Assignment – The records below hold pictures; please leave those out and retype the rest exactly.
(Supplied information)
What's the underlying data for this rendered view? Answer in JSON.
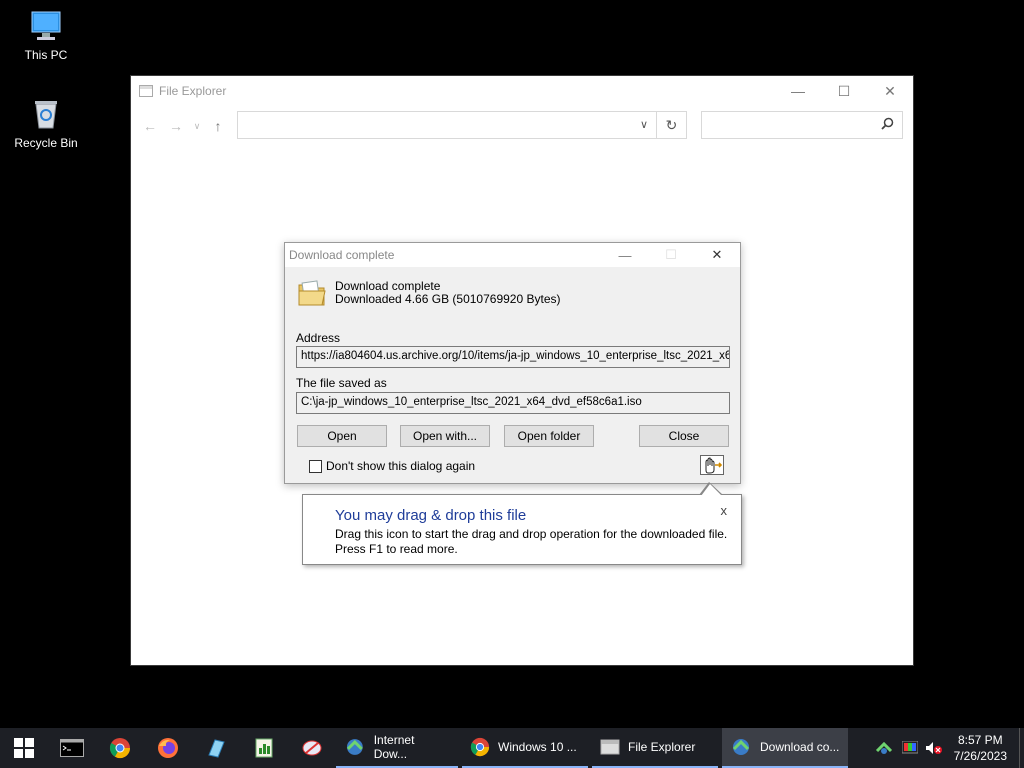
{
  "desktop": {
    "icons": [
      {
        "label": "This PC"
      },
      {
        "label": "Recycle Bin"
      }
    ]
  },
  "explorer": {
    "title": "File Explorer",
    "address_value": "",
    "search_value": ""
  },
  "dialog": {
    "title": "Download complete",
    "heading": "Download complete",
    "downloaded": "Downloaded 4.66  GB (5010769920 Bytes)",
    "address_label": "Address",
    "address_value": "https://ia804604.us.archive.org/10/items/ja-jp_windows_10_enterprise_ltsc_2021_x64_",
    "saved_label": "The file saved as",
    "saved_value": "C:\\ja-jp_windows_10_enterprise_ltsc_2021_x64_dvd_ef58c6a1.iso",
    "buttons": {
      "open": "Open",
      "open_with": "Open with...",
      "open_folder": "Open folder",
      "close": "Close"
    },
    "checkbox_label": "Don't show this dialog again",
    "checkbox_checked": false
  },
  "balloon": {
    "title": "You may drag & drop this file",
    "line1": "Drag this icon to start the drag and drop operation for the downloaded file.",
    "line2": "Press F1 to read more.",
    "close": "x"
  },
  "taskbar": {
    "tasks": [
      {
        "label": "Internet Dow..."
      },
      {
        "label": "Windows 10 ..."
      },
      {
        "label": "File Explorer"
      },
      {
        "label": "Download co..."
      }
    ],
    "time": "8:57 PM",
    "date": "7/26/2023"
  },
  "colors": {
    "balloon_title": "#1f3d99",
    "taskbar_bg": "#1d1f25",
    "active_underline": "#8ab4f8"
  }
}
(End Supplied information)
Task result –
What's the underlying data for this rendered view? Answer in JSON.
{
  "desktop": {
    "icons": [
      {
        "label": "This PC"
      },
      {
        "label": "Recycle Bin"
      }
    ]
  },
  "explorer": {
    "title": "File Explorer",
    "address_value": "",
    "search_value": ""
  },
  "dialog": {
    "title": "Download complete",
    "heading": "Download complete",
    "downloaded": "Downloaded 4.66  GB (5010769920 Bytes)",
    "address_label": "Address",
    "address_value": "https://ia804604.us.archive.org/10/items/ja-jp_windows_10_enterprise_ltsc_2021_x64_",
    "saved_label": "The file saved as",
    "saved_value": "C:\\ja-jp_windows_10_enterprise_ltsc_2021_x64_dvd_ef58c6a1.iso",
    "buttons": {
      "open": "Open",
      "open_with": "Open with...",
      "open_folder": "Open folder",
      "close": "Close"
    },
    "checkbox_label": "Don't show this dialog again",
    "checkbox_checked": false
  },
  "balloon": {
    "title": "You may drag & drop this file",
    "line1": "Drag this icon to start the drag and drop operation for the downloaded file.",
    "line2": "Press F1 to read more.",
    "close": "x"
  },
  "taskbar": {
    "tasks": [
      {
        "label": "Internet Dow..."
      },
      {
        "label": "Windows 10 ..."
      },
      {
        "label": "File Explorer"
      },
      {
        "label": "Download co..."
      }
    ],
    "time": "8:57 PM",
    "date": "7/26/2023"
  },
  "colors": {
    "balloon_title": "#1f3d99",
    "taskbar_bg": "#1d1f25",
    "active_underline": "#8ab4f8"
  }
}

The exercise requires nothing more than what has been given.